══ Source material ══
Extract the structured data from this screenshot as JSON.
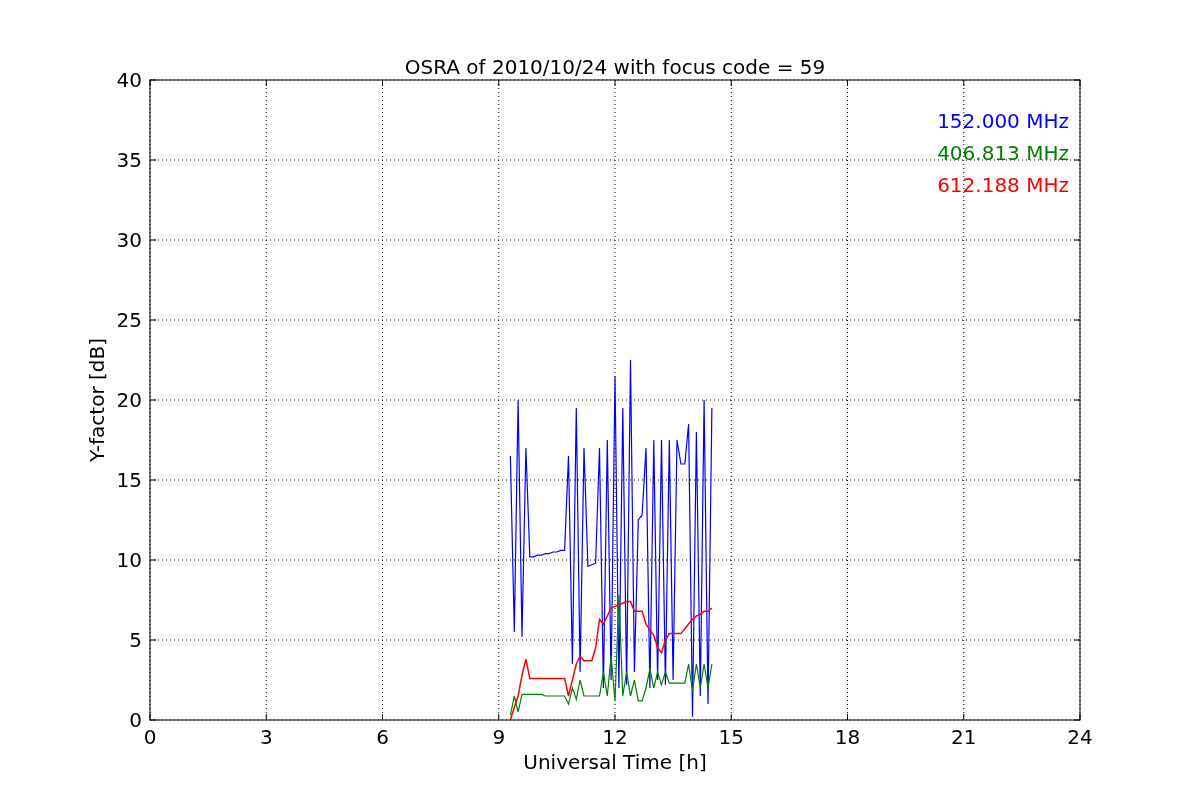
{
  "figure": {
    "chart_data": {
      "type": "line",
      "title": "OSRA of 2010/10/24 with focus code = 59",
      "xlabel": "Universal Time [h]",
      "ylabel": "Y-factor [dB]",
      "xlim": [
        0,
        24
      ],
      "ylim": [
        0,
        40
      ],
      "xticks": [
        0,
        3,
        6,
        9,
        12,
        15,
        18,
        21,
        24
      ],
      "yticks": [
        0,
        5,
        10,
        15,
        20,
        25,
        30,
        35,
        40
      ],
      "grid": true,
      "x": [
        9.3,
        9.4,
        9.5,
        9.6,
        9.7,
        9.8,
        9.9,
        10.0,
        10.1,
        10.2,
        10.3,
        10.4,
        10.5,
        10.6,
        10.7,
        10.8,
        10.9,
        11.0,
        11.1,
        11.2,
        11.3,
        11.4,
        11.5,
        11.6,
        11.7,
        11.8,
        11.9,
        12.0,
        12.1,
        12.2,
        12.3,
        12.4,
        12.5,
        12.6,
        12.7,
        12.8,
        12.9,
        13.0,
        13.1,
        13.2,
        13.3,
        13.4,
        13.5,
        13.6,
        13.7,
        13.8,
        13.9,
        14.0,
        14.1,
        14.2,
        14.3,
        14.4,
        14.5
      ],
      "series": [
        {
          "name": "152.000 MHz",
          "color": "#0000ff",
          "values": [
            16.5,
            5.5,
            20,
            5.2,
            17,
            10.2,
            10.2,
            10.3,
            10.3,
            10.4,
            10.4,
            10.5,
            10.5,
            10.6,
            10.6,
            16.5,
            3.5,
            19.5,
            3,
            17,
            9.6,
            9.7,
            9.8,
            17,
            2,
            17.5,
            2.5,
            21.5,
            2,
            19.5,
            2.2,
            22.5,
            3,
            12.5,
            12.8,
            17,
            2,
            17.5,
            2.5,
            17.5,
            2.2,
            17.5,
            2.5,
            17.5,
            16,
            16,
            18.5,
            0.2,
            18,
            1.5,
            20,
            1,
            19.5
          ]
        },
        {
          "name": "406.813 MHz",
          "color": "#008000",
          "values": [
            0.3,
            1.5,
            0.5,
            1.6,
            1.6,
            1.6,
            1.6,
            1.6,
            1.6,
            1.5,
            1.5,
            1.5,
            1.5,
            1.5,
            1.5,
            1,
            2,
            1.3,
            2.5,
            1.5,
            1.5,
            1.5,
            1.5,
            1.5,
            3,
            1.5,
            4,
            1.2,
            7.8,
            1.5,
            3,
            1.5,
            2.5,
            1.2,
            1.2,
            2,
            3.2,
            2,
            3,
            2.2,
            3,
            2.3,
            2.3,
            2.3,
            2.3,
            2.3,
            3.5,
            1.8,
            3.5,
            2,
            3.5,
            2,
            3.5
          ]
        },
        {
          "name": "612.188 MHz",
          "color": "#ff0000",
          "values": [
            0,
            0.8,
            1.5,
            2.8,
            3.8,
            2.6,
            2.6,
            2.6,
            2.6,
            2.6,
            2.6,
            2.6,
            2.6,
            2.6,
            2.6,
            1.5,
            2.5,
            3.5,
            4,
            3.7,
            3.7,
            3.7,
            4.5,
            6.3,
            6,
            6.5,
            7,
            7.1,
            7.2,
            7.3,
            7.4,
            7.4,
            6.8,
            6.8,
            6.8,
            6,
            5.6,
            5.3,
            4.5,
            4.2,
            5,
            5.4,
            5.4,
            5.4,
            5.4,
            5.7,
            6,
            6.3,
            6.5,
            6.6,
            6.8,
            6.8,
            7
          ]
        }
      ]
    }
  }
}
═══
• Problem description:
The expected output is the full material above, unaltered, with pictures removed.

• Your solution:
Extract the structured data from this screenshot as JSON.
{
  "figure": {
    "chart_data": {
      "type": "line",
      "title": "OSRA of 2010/10/24 with focus code = 59",
      "xlabel": "Universal Time [h]",
      "ylabel": "Y-factor [dB]",
      "xlim": [
        0,
        24
      ],
      "ylim": [
        0,
        40
      ],
      "xticks": [
        0,
        3,
        6,
        9,
        12,
        15,
        18,
        21,
        24
      ],
      "yticks": [
        0,
        5,
        10,
        15,
        20,
        25,
        30,
        35,
        40
      ],
      "grid": true,
      "x": [
        9.3,
        9.4,
        9.5,
        9.6,
        9.7,
        9.8,
        9.9,
        10.0,
        10.1,
        10.2,
        10.3,
        10.4,
        10.5,
        10.6,
        10.7,
        10.8,
        10.9,
        11.0,
        11.1,
        11.2,
        11.3,
        11.4,
        11.5,
        11.6,
        11.7,
        11.8,
        11.9,
        12.0,
        12.1,
        12.2,
        12.3,
        12.4,
        12.5,
        12.6,
        12.7,
        12.8,
        12.9,
        13.0,
        13.1,
        13.2,
        13.3,
        13.4,
        13.5,
        13.6,
        13.7,
        13.8,
        13.9,
        14.0,
        14.1,
        14.2,
        14.3,
        14.4,
        14.5
      ],
      "series": [
        {
          "name": "152.000 MHz",
          "color": "#0000ff",
          "values": [
            16.5,
            5.5,
            20,
            5.2,
            17,
            10.2,
            10.2,
            10.3,
            10.3,
            10.4,
            10.4,
            10.5,
            10.5,
            10.6,
            10.6,
            16.5,
            3.5,
            19.5,
            3,
            17,
            9.6,
            9.7,
            9.8,
            17,
            2,
            17.5,
            2.5,
            21.5,
            2,
            19.5,
            2.2,
            22.5,
            3,
            12.5,
            12.8,
            17,
            2,
            17.5,
            2.5,
            17.5,
            2.2,
            17.5,
            2.5,
            17.5,
            16,
            16,
            18.5,
            0.2,
            18,
            1.5,
            20,
            1,
            19.5
          ]
        },
        {
          "name": "406.813 MHz",
          "color": "#008000",
          "values": [
            0.3,
            1.5,
            0.5,
            1.6,
            1.6,
            1.6,
            1.6,
            1.6,
            1.6,
            1.5,
            1.5,
            1.5,
            1.5,
            1.5,
            1.5,
            1,
            2,
            1.3,
            2.5,
            1.5,
            1.5,
            1.5,
            1.5,
            1.5,
            3,
            1.5,
            4,
            1.2,
            7.8,
            1.5,
            3,
            1.5,
            2.5,
            1.2,
            1.2,
            2,
            3.2,
            2,
            3,
            2.2,
            3,
            2.3,
            2.3,
            2.3,
            2.3,
            2.3,
            3.5,
            1.8,
            3.5,
            2,
            3.5,
            2,
            3.5
          ]
        },
        {
          "name": "612.188 MHz",
          "color": "#ff0000",
          "values": [
            0,
            0.8,
            1.5,
            2.8,
            3.8,
            2.6,
            2.6,
            2.6,
            2.6,
            2.6,
            2.6,
            2.6,
            2.6,
            2.6,
            2.6,
            1.5,
            2.5,
            3.5,
            4,
            3.7,
            3.7,
            3.7,
            4.5,
            6.3,
            6,
            6.5,
            7,
            7.1,
            7.2,
            7.3,
            7.4,
            7.4,
            6.8,
            6.8,
            6.8,
            6,
            5.6,
            5.3,
            4.5,
            4.2,
            5,
            5.4,
            5.4,
            5.4,
            5.4,
            5.7,
            6,
            6.3,
            6.5,
            6.6,
            6.8,
            6.8,
            7
          ]
        }
      ]
    }
  }
}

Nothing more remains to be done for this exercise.